(This post originally appeared on Sustainablog on 5/22/11. For links to all my posts on various sites click here)
Mischa Popoff is a hard core Organic farming advocate. He grew up on an Organic farm in Saskatchewan and went on to become a licensed, independent Organic inspector. He still believes in the ideals of the Organic movement that he traces back to the early 18thcentury at the dawn of the faith-driven founding of modern, Western science. But Mischa is disillusioned about what “Organic” has become since the finalization of theNational Organic Program in the US in 2002 and comparable standards around the world. Mischa actually traces this back to the early 20th century when Rudolf Steinerbecame the key driver of the Organic movement and shifted it to anti-science, Vitalism, and homeopathy as in “Biodynamics.”
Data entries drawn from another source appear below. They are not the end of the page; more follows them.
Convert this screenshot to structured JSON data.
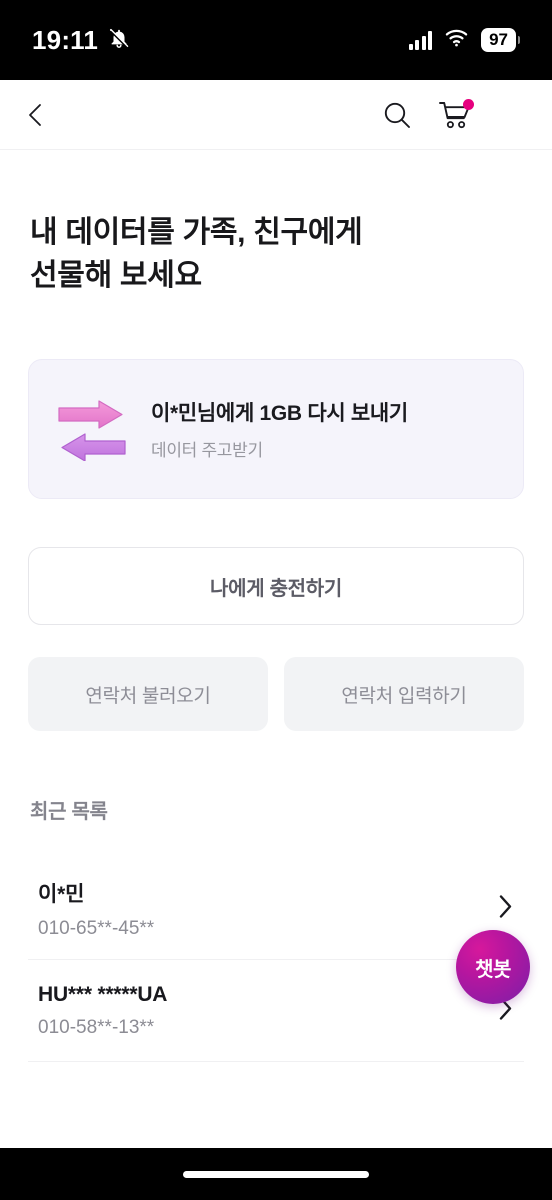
{
  "statusbar": {
    "time": "19:11",
    "bell_icon": "bell-muted-icon",
    "signal_icon": "cellular-signal-icon",
    "wifi_icon": "wifi-icon",
    "battery_level": "97"
  },
  "header": {
    "back_icon": "back-chevron-icon",
    "search_icon": "search-icon",
    "cart_icon": "shopping-cart-icon",
    "cart_badge_color": "#e6007e",
    "menu_icon": "hamburger-menu-icon"
  },
  "main": {
    "title_line1": "내 데이터를 가족, 친구에게",
    "title_line2": "선물해 보세요",
    "resend_card": {
      "icon": "data-exchange-arrows-icon",
      "title": "이*민님에게 1GB 다시 보내기",
      "subtitle": "데이터 주고받기",
      "bg_color": "#f5f4fb",
      "arrow_color_top": "#ef7fd0",
      "arrow_color_bottom": "#c97fe0"
    },
    "primary_button": "나에게 충전하기",
    "secondary_buttons": [
      "연락처 불러오기",
      "연락처 입력하기"
    ],
    "recent_section_title": "최근 목록",
    "recent_items": [
      {
        "name": "이*민",
        "phone": "010-65**-45**",
        "chevron": "chevron-right-icon"
      },
      {
        "name": "HU*** *****UA",
        "phone": "010-58**-13**",
        "chevron": "chevron-right-icon"
      }
    ]
  },
  "chatbot": {
    "label": "챗봇"
  }
}
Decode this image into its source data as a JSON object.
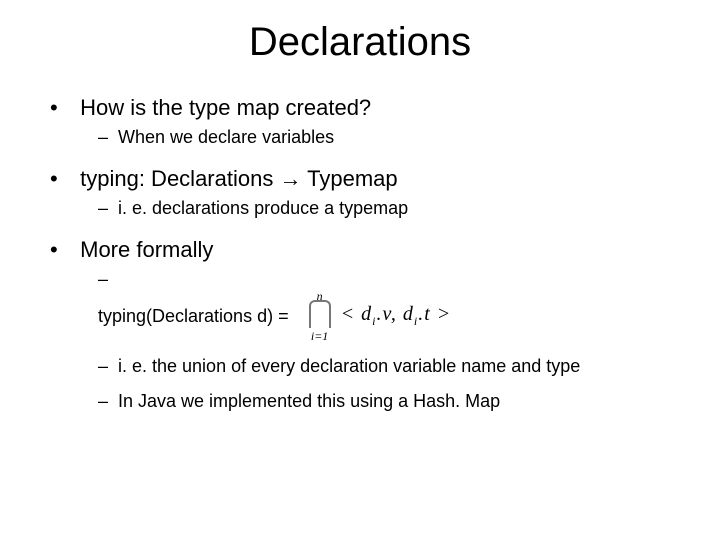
{
  "title": "Declarations",
  "bullets": {
    "b1": "How is the type map created?",
    "b1_sub1": "When we declare variables",
    "b2": "typing: Declarations → Typemap",
    "b2_sub1": "i. e. declarations produce a typemap",
    "b3": "More formally",
    "b3_sub1_prefix": "typing(Declarations d) =",
    "b3_sub2": "i. e. the union of every declaration variable name and type",
    "b3_sub3": "In Java we implemented this using a Hash. Map"
  },
  "formula": {
    "upper": "n",
    "lower": "i=1",
    "tuple_open": "<",
    "tuple_close": ">",
    "d": "d",
    "sub_i": "i",
    "dot_v": ".v,",
    "dot_t": ".t"
  }
}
Popoff's BookIn October of 2010, Popoff published a book titled, “Is It Organic?” with the sub-title, “The inside story of who destroyed the organic industry, turned it into a socialist movement and made millions in the process.” The core of the book is the story of Popoff’s experience as an Organic inspector. He describes how, on the annual and pre-scheduled, on-farm visits, he would often find troubling signs of potential fraud (the use of non-allowed pesticides and fertilizers, sanitation issues…). Popoff recommended to the various certifying agencies for which he worked that they take samples and test them in the lab. His suggestions were never taken seriously, and at most the farmers were asked for additional paperwork.
A Fundamental Weakness of the SystemThe incidences that Popoff describes in detail are certainly suspect, but what is more disturbing is his description of the way that Organic crops are actually certified for sale at premium prices. Even though the system theoretically allows testing, in fact that almost never happens and everything depends on paper work. As Popoff puts it, it is like asking Olympic athletes to sign a document saying they used no performance-enhancing drugs but never testing them. It actually gets worse. The certifying agency gets a fee for the farm visit, but they make much of their revenue as a percentage of the sale of the approved crop. In any other business this is considered an “active conflict of interest.” Do you think these certifiers would be inclined to spend money on tests that could potentially reduce their revenue? I don’t think so!
As you might expect, after he went public with his concerns, Popoff was “black listed” among certifying agencies and driven out of the Organic industry.
CritiqueTo be balanced, there are a few things about this book that are less than ideal. First of all, at 538 pages before the index, it is a daunting read (however, Popoff supplies an extensive index so one could read only the topics of interest to them). Second, Popoff spends a great deal of time arguing that the current Organic industry downstream from the farmer (brokers, distributors, retailers, regulators) is part of a sort of conspiracy from the Left. It seems to me that these “socialists” are actually pretty good capitalists so I’m not sure I buy all of that argument although he is probably right in observing that socialist movements are often well financed. Third, the tone of the book is often sarcastic and/or snarky in a way that will put-off many readers who actually need to hear what Popoff is saying.
PositivesOn the positive side, Mischa’s story is honest and deeply personal. He is careful to point out that there are many completely honest and skilled Organic farmers. He should qualify as a card-carrying historian for his tracking of the origins of this movement and the history of science in general. He is also a realist who recognizes that Organic (the pure type he favors) will never be a large part of the food supply. He also says that: “people in the third world need organic farming like they need caviar and 15-year-old Scotch.”
Why This Is A Big DealProbably the most disturbing message of this book is that if there is some degree of fraudin Organic in “rule following” societies like Canada or the US, what about the un-tested, paper-work-only “Organic” products coming from outside North America and particularly from China? Popoff is not the only one raising this issue (PRI, Treehugger). Since US Organic acreage only represents 0.5% of cropland and is generally only 60% as productive, a large proportion of what is sold as Organic comes from outside of the US - particularly any grain-based, frozen, or fruit sweetener containing products. Mischa Popoff’s question, “Is it Organic” takes on a whole new meaning in that context.
You are encouraged to comment here or to email me at firstname.lastname@example.org. My website is Applied Mythology. Book cover image from Popoff's website.
I had the opportunity to hear Popoff speak at the Agricultural Fair in Augusta, Maine last January. As a recent "de-convert" from the organics movement, I was looking forward to hearing what he had to say.ReplyDelete
His talk was a vast disappointment. That organic foods should be tested--or at least the farm soils tested--is not such an earth-shaking insight.
Also, he's a bit of an oddball: he launches into a critique of organic certification, saying how ripe it is for fraud, yet he continues to hew to organic dogma. Go figure.
Finally, he's an airhead. When talking about Steiner, he didn't know if it was the Waldorf or Montessori schools that sprung from Steiner's brain.
I think I will skip all 538 pages of his book.
I understand what you are saying, but if one does wade through the 548 pages there is a lot of really good historical and current information. It takes some serious sifting, but it is there.